Correcting the H Test Statistic for Ties In using the Kruskal-Wallis test, there is a correction factor that should be applied whenever there are many ties: Divide H by For each individual group of tied observations in the combined set of all sample data, calcu?late T = ?t3? ? ?t?, where ?t? is the number of observations that are tied within the individual group. Find ?t? for each group of tied values, then compute the value of ?T? for each group, then add the Tvalues to get ? ?T?. The value of ?N? is the total number of observations in all samples combined. Use this procedure to find the corrected value of ?H? for Exercise. Does the cor?rected value of ?H? differ substantially from the value found in Exercise ? Exercise Nicotine in Cigarettes Refer to Data Set in Appendix B and use the amounts of nicotine (mg per cigarette) in the king-size cigarettes, the 100-mm menthol cigarettes, and the 100-mm nonmenthol cigarettes. The king-size cigarettes are nonfiltered, nonmenthol, and nonlight. The 100-mm menthol cigarettes are filtered and nonlight. The 100-mm nonmen?thol cigarettes are filtered and nonlight. Use a 0.05 significance level to test the claim that the three categories of cigarettes yield the same median amount of nicotine. Given that only the king-size cigarettes are not filtered, do the filters appear to make a difference? Mile 1 3:15 3:24 3:23 3:22 3:21 Mile 2 3:19 3:22 3:21 3:17 3:1 Mile 3 3:34 3:31 3:29 3:31 3:29

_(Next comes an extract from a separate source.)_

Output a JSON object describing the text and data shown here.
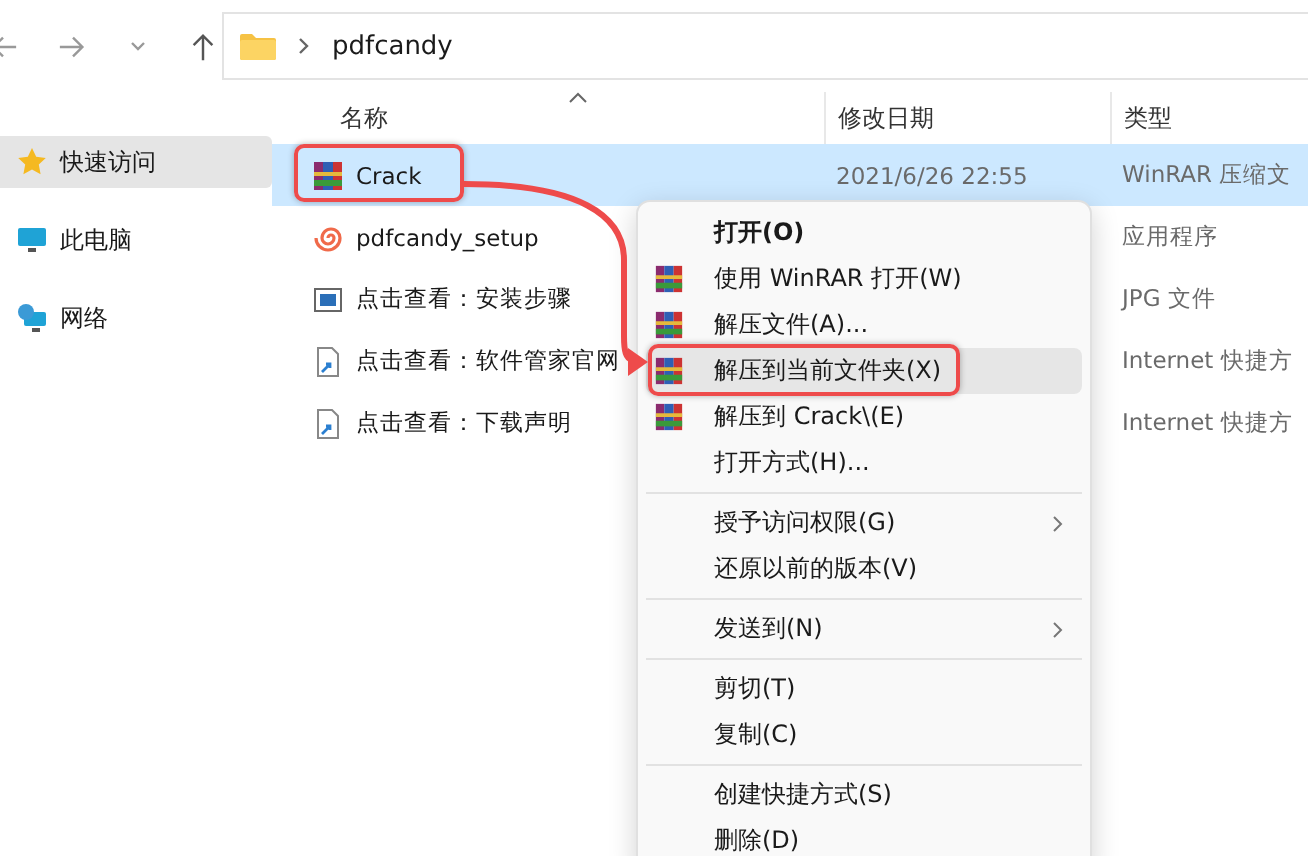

Solution 13BB Step 1 From Exercise 11, By using = 0.05 level of significance we need o test the claim that the different size categories have the same median chest deceleration in the standard crash test The Hypotheses can be expressed as H0 the three categories of cigarettes yield the same median amount of nicotine. H : the three categories of cigarettes yield the different median amount of nicotine. 1 All these three samples are combined together to get a big sample. We first order the absolute values of the difference scores and assign rank from 1 through ‘n’ to the smallest through largest absolute values of the difference scores, and assign the mean rank when there are ties in the absolute values of the difference scores. KgNic Rank MnNic Rank FLNic Rank 1.1 48 1.1 48 0.4 3 1.7 73.5 0.8 17 1 33.5 1.7 73.5 1 33.5 1.2 61 1.1 48 0.9 28 0.8 17 1.1 48 0.8 17 0.8 17 1.4 69 0.8 17 1 33.5 1.1 48 0.8 17 1.1 48 1.4 69 0.8 17 1.1 48 1 33.5 0.9 28 1.1 48 1.2 61 0.8 17 0.8 17 1.1 48 0.8 17 0.8 17 1.1 48 1.2 61 0.8 17 1.1 48 0.8 17 0.8 17 1.1 48 0.8 17 1 33.5 1.1 48 1.3 65.5 0.2 1.5 1.8 75 0.7 6.5 1.1 48 1.6 72 1.4 69 1 33.5 1.1 48 0.2 1.5 0.8 17 1.2 61 0.8 17 1 33.5 1.5 71 1 33.5 0.9 28 1.3 65.5 0.8 17 1.1 48 1.1 48 0.8 17 1.1 48 1.3 65.5 1.2 61 0.6 4.5 1.1 48 0.6 4.5 1.3 65.5 1.1 48 0.7 6.5 1.1 48 The smallest value is assigned as the rank 1, and so on up to the largest value is assigned as rank 75. The tied observation of the combined sample is as shown below Ties, Observation T = t t t 0.2 2 6 0.6 2 6 0.7 2 6 0.8 19 6840 0.9 3 24 1 8 504 1.1 21 9240 1.2 5 120 1.3 4 60 1.4 3 24 1.7 2 6 16,83 T 6 The Test Statistic can be expressed as 2 2 2 H = 12 [ R1 + R2 + . . . +k] 3(N + 1) N(N + 1) n1 n2 nk 2 650.5 786 H = 12 [ 1413.5 + + ] 3(75 + 1) 75(76) 25 25 25 H = 27.9098